Interactive fan culture and gaming seem to be having an effect on the way kids consume stories. Anyone with an internet connection or gaming console can leap into a fantasy world and create characters and adventures of their own.
Middle Earth, in particular, has long become a default fantasy world, a paint-by-number starting point in much the same way as ancient Greek myths or vampire myths. Gaming worlds such as Warhammer and World of Warcraft (and by backward extension, Dungeons & Dragons), with their elegant elves, mountain-dwelling dwarfs, and “evil” orcs, are just two examples. The gravitational pull of Middle Earth is so strong that many fantasy fans are happy not to leave orbit, whether they are participating as creators, consumers, or both. The quality of story in much fan fiction and most video games is highly questionable from a literary point of view, but that’s often beside the point.

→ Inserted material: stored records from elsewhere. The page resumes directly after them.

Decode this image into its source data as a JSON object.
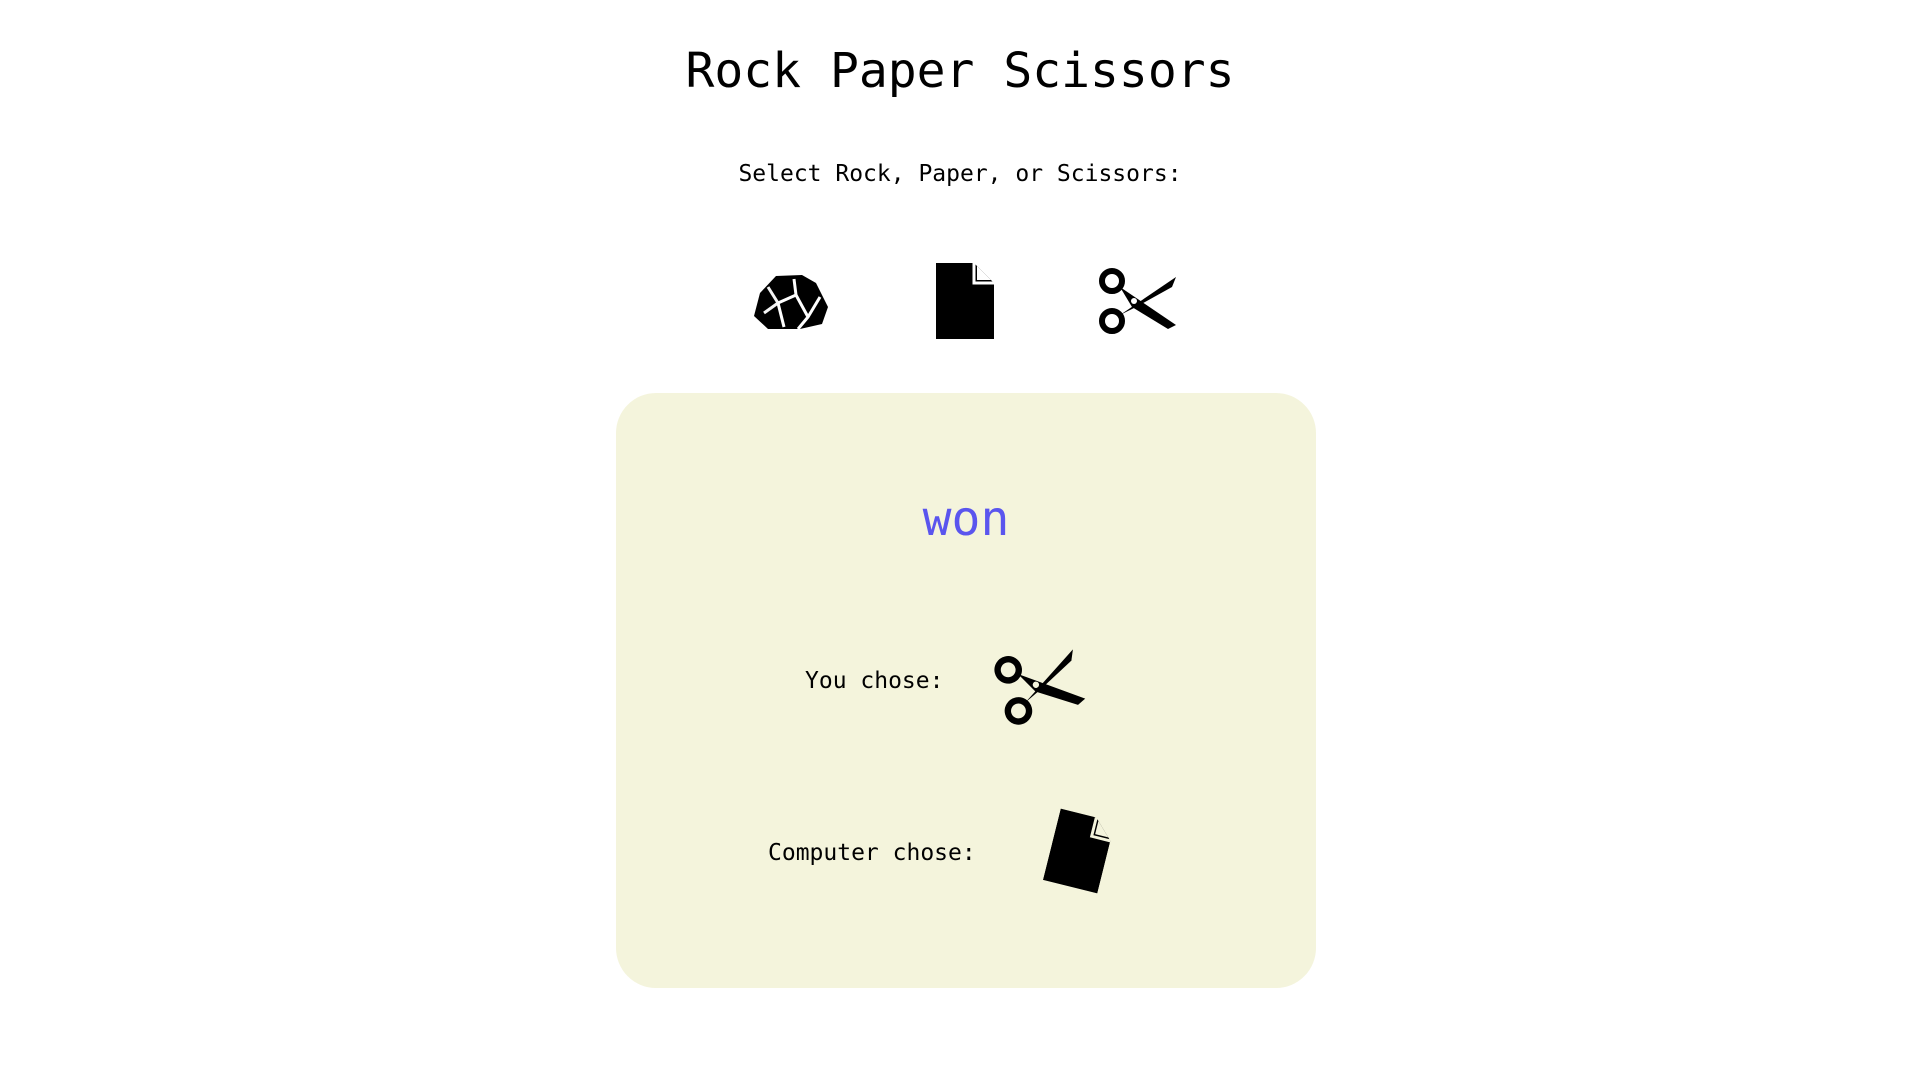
{
  "header": {
    "title": "Rock Paper Scissors",
    "prompt": "Select Rock, Paper, or Scissors:"
  },
  "choices": [
    {
      "name": "rock",
      "icon": "rock-icon"
    },
    {
      "name": "paper",
      "icon": "paper-icon"
    },
    {
      "name": "scissors",
      "icon": "scissors-icon"
    }
  ],
  "result": {
    "outcome": "won",
    "outcome_color": "#5a55ee",
    "card_color": "#f4f4dc",
    "you_label": "You chose:",
    "you_choice_icon": "scissors-icon",
    "computer_label": "Computer chose:",
    "computer_choice_icon": "paper-icon"
  }
}
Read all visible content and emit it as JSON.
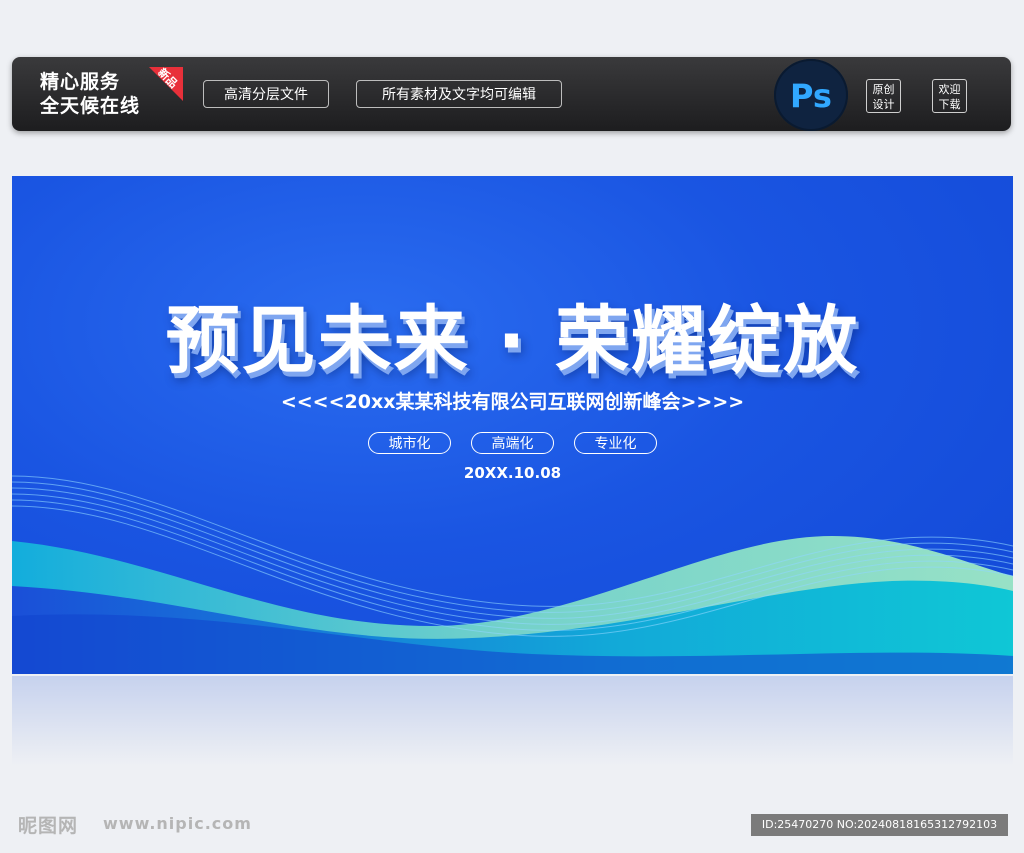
{
  "toolbar": {
    "service_line1": "精心服务",
    "service_line2": "全天候在线",
    "new_badge": "新品",
    "tag1": "高清分层文件",
    "tag2": "所有素材及文字均可编辑",
    "ps_label": "Ps",
    "original_line1": "原创",
    "original_line2": "设计",
    "download_line1": "欢迎",
    "download_line2": "下载"
  },
  "banner": {
    "title": "预见未来 · 荣耀绽放",
    "subtitle": "<<<<20xx某某科技有限公司互联网创新峰会>>>>",
    "pills": [
      "城市化",
      "高端化",
      "专业化"
    ],
    "date": "20XX.10.08"
  },
  "footer": {
    "logo": "昵图网",
    "url": "www.nipic.com",
    "id_text": "ID:25470270 NO:20240818165312792103"
  },
  "colors": {
    "banner_blue": "#1a55e2",
    "wave_teal": "#12c3d8",
    "wave_green": "#9ef0c0",
    "ps_blue": "#31a8ff",
    "badge_red": "#e8303a"
  }
}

The point is access to a world, and an open door to make a personal imprint on a fantasy universe you’ve grown to love.
I believe this is an important consideration when deliberating on Paolini’s grand theft tolkein, and particularly when pondering his success. Eragon reads like a meaty piece of fan fiction. And my guess is that part of the success of Eragon, beyond the young author buzz, is that it’s a rags-to-riches tale of a citizen of the Middle Earth fandom.
Personally, I don’t have much patience for derivative fantasy worlds. Life is short, and I’m a slow reader, so I am always looking for something original. Then again, I also don’t have much respect for singers who become famous with songs they didn’t write, and I know I’m in the minority there.
On the other hand, I have a genuine appreciation for straight-up fan fiction and karaoke.